Printing partnership - Mapco restructures, outsources production to Lithographic
Mapco Printers, a company that has operated in Jamaica for 34 years and holds a tenth of the market, has struck a deal that will see the outsourcing of its print productions to competitor Lithographic Printers.
The production partnership falls short of Lithographic’s more ambitious goal of acquiring Mapco – a deal that remains elusive even after a decade of talks with owner Michele McCreath-Gabay.
Still, the Duquesnay brothers, Sean and Simon, who operate Lithographic Printers, reckon that the partnership, which was fast-tracked by the outbreak of COVID-19, has pushed the company closer to its target of becoming Jamaica’s number one print business.
Lithographic, which is nearly twice as old as Mapco, having operated for 62 years, is estimated to hold roughly 35 per cent of the printing market through its core offset printing service, flexible folding carton department for packaging contracts; T-shirt printing; and outdoor solution division that provides vehicular, wholesale branding, corporate building signage, and other services.
Production jobs for Mapco’s packaging and hospitality contracts are expected to add another 10 per cent to the market Lithographic Printers will serve.
“That will push us closer to the 50 per cent mark,” Managing Director of Lithographic Printers Sean Duquesnay told the Financial Gleaner in an interview on Monday.
As part of the arrangement, Lithographic Printers will acquire printing assets of Mapco Printers valued at $100 million.
The company, which anticipates a 25 per cent to 30 per cent boost in revenue from the new business, will also offer jobs to around 15 of Mapco’s staff whose jobs have been eliminated under the restructuring at that firm, occasioned by the outsourcing of its production function.
“Both companies will continue to operate independently, but given the effect COVID-19 has had on both our businesses, we thought the partnership would be the best way to move forward,” said McCreath-Gabay, Mapco’s founder and CEO.
She expects the reduction in overhead expenses from the outsourcing to Lithographic Printers will allow the company to break-even over the next 12 months.
“Currently, we are making a loss.
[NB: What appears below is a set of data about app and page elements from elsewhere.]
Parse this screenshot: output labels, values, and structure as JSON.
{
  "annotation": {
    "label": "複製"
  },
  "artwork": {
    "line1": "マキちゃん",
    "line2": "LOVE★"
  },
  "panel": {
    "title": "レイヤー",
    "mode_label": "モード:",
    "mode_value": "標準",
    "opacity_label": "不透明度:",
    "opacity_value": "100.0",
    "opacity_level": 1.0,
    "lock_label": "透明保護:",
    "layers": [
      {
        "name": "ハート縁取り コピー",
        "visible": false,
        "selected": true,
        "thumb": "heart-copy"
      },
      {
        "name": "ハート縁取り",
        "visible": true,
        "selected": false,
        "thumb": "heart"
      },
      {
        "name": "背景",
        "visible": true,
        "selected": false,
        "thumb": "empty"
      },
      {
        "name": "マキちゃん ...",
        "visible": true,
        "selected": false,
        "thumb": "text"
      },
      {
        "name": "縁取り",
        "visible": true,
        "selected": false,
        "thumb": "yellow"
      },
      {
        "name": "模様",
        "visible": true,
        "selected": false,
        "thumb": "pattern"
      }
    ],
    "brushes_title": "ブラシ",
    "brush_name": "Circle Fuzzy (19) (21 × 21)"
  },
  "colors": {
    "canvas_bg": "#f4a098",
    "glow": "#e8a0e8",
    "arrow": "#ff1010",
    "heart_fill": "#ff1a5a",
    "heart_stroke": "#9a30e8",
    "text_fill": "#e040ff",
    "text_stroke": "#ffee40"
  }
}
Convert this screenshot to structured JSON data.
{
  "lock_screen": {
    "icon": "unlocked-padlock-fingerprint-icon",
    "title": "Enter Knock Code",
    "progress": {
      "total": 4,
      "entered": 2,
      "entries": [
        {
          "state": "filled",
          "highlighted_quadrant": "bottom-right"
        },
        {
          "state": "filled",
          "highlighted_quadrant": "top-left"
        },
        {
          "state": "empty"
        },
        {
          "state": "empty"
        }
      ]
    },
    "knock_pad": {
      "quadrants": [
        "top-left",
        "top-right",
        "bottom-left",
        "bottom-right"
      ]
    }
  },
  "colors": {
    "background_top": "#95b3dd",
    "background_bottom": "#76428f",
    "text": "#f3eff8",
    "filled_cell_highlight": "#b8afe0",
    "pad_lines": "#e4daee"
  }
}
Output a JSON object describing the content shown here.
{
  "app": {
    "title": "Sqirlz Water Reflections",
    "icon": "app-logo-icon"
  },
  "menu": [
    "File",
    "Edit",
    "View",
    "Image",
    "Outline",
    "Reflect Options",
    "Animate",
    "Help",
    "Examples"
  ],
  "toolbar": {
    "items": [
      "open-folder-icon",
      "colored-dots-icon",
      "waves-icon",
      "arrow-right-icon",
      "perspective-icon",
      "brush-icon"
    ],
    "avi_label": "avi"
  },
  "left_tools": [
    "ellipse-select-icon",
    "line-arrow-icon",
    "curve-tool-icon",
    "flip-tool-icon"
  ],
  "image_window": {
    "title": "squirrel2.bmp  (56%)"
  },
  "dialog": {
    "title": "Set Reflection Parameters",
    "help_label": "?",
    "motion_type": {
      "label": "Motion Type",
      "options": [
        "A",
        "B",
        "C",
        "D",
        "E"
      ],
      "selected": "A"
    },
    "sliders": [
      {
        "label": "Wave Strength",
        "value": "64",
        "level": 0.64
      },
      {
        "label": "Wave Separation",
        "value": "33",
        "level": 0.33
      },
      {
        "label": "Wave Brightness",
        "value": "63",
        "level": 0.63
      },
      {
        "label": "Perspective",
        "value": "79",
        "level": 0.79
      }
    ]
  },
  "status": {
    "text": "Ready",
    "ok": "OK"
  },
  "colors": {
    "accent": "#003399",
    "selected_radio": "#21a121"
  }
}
It was a hard decision handing those letters to the staff, but I believe that it creates better economies of scale between the two companies and hopefully, we will be able to make a profit,” McCreath-Gabay told the Financial Gleaner.
Mapco will continue to seek new business for its own company, but under the new arrangement it will also push Lithographic Printers’ outdoor advertising business, among other services that don’t conflict with its own package deals to clients.
For the Duquesnays, the arrangement means a boost to Lithographic’s packaging contracts, even moreso when Mapco’s proprietary business with clients in the tourism sector gets back on track. The sector was among the first to lock down after the virus was detected in Jamaica, but has been slowly reopening since around mid-June.
With the added production capacity from the acquisition of Mapco’s equipment, they’re also looking to position for business that to now has been elusive – schoolbook contracts from the Government.
“All the large contracts are sent overseas right now, but we believe that with the acquisition of the additional machinery, we are better positioned to be awarded contracts from both local publishers and the Government,” Sean said.
Large government contracts for the printing of schoolbooks usually runs to around $1 billion, he added.
Lithographic is taking control of Mapco’s production starting this week. Simultaneously, the printery is commissioning its new solar energy system, from which it is projecting savings of 70 per cent on its electricity bills.